■ PROBLEM ■
Whenever a line in the material below includes "users", copy that line.
━━━━━━━━
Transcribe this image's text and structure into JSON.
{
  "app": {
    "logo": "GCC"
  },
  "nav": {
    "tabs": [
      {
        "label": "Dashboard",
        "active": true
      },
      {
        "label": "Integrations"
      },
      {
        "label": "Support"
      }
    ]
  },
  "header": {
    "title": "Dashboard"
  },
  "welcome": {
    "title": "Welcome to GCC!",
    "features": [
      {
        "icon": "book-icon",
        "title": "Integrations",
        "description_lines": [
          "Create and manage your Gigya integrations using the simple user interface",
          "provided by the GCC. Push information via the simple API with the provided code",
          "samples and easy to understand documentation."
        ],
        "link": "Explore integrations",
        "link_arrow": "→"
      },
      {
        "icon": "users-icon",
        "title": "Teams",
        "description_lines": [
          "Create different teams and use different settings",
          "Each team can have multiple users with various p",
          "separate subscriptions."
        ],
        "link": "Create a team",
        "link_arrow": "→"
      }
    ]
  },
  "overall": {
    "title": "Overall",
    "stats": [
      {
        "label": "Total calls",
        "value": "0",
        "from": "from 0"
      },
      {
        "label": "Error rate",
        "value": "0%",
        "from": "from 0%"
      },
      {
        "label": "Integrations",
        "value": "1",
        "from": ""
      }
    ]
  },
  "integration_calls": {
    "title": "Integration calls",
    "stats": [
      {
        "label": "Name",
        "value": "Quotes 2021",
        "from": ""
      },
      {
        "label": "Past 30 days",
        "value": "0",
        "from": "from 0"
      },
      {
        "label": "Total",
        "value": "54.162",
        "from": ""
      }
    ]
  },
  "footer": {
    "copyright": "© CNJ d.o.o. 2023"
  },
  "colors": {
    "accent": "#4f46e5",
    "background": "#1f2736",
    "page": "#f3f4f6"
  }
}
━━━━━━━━
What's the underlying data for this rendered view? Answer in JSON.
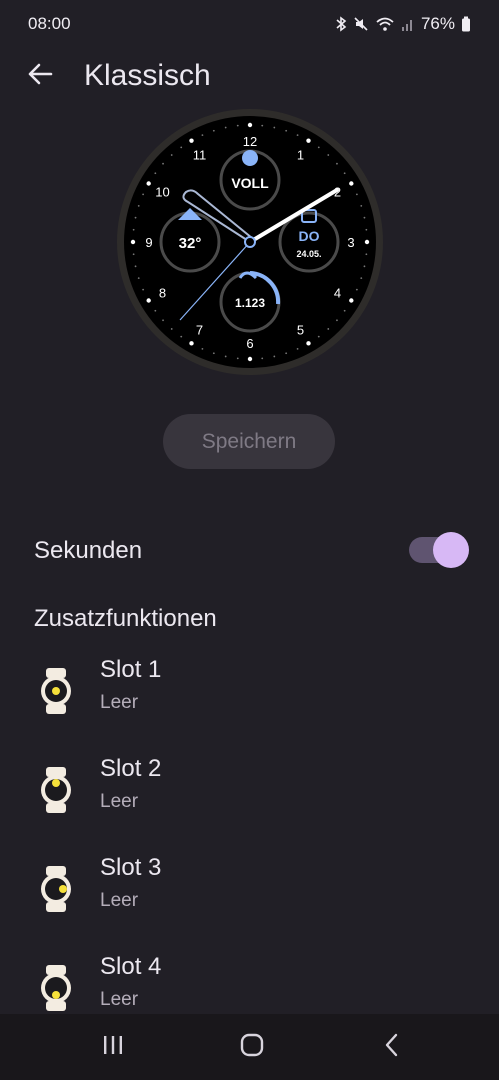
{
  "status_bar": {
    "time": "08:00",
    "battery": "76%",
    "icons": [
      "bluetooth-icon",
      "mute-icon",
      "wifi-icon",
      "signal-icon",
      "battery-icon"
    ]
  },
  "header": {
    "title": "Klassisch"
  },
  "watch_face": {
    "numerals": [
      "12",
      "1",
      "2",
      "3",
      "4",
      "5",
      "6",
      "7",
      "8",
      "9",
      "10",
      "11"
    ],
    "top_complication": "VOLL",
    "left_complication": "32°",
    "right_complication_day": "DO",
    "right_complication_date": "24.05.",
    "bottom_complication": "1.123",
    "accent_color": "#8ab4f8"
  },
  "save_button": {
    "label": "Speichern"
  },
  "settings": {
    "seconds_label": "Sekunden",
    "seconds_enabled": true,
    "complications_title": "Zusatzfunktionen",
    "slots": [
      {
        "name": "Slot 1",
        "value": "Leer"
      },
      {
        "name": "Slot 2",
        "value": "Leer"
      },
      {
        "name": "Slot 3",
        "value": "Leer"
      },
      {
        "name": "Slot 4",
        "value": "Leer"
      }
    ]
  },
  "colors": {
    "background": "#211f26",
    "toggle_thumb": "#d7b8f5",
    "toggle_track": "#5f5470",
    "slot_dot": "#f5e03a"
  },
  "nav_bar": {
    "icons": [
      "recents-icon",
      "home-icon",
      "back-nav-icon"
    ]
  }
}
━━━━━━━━
■ WORKED SOLUTION ■
        "icon": "users-icon",
          "Each team can have multiple users with various p",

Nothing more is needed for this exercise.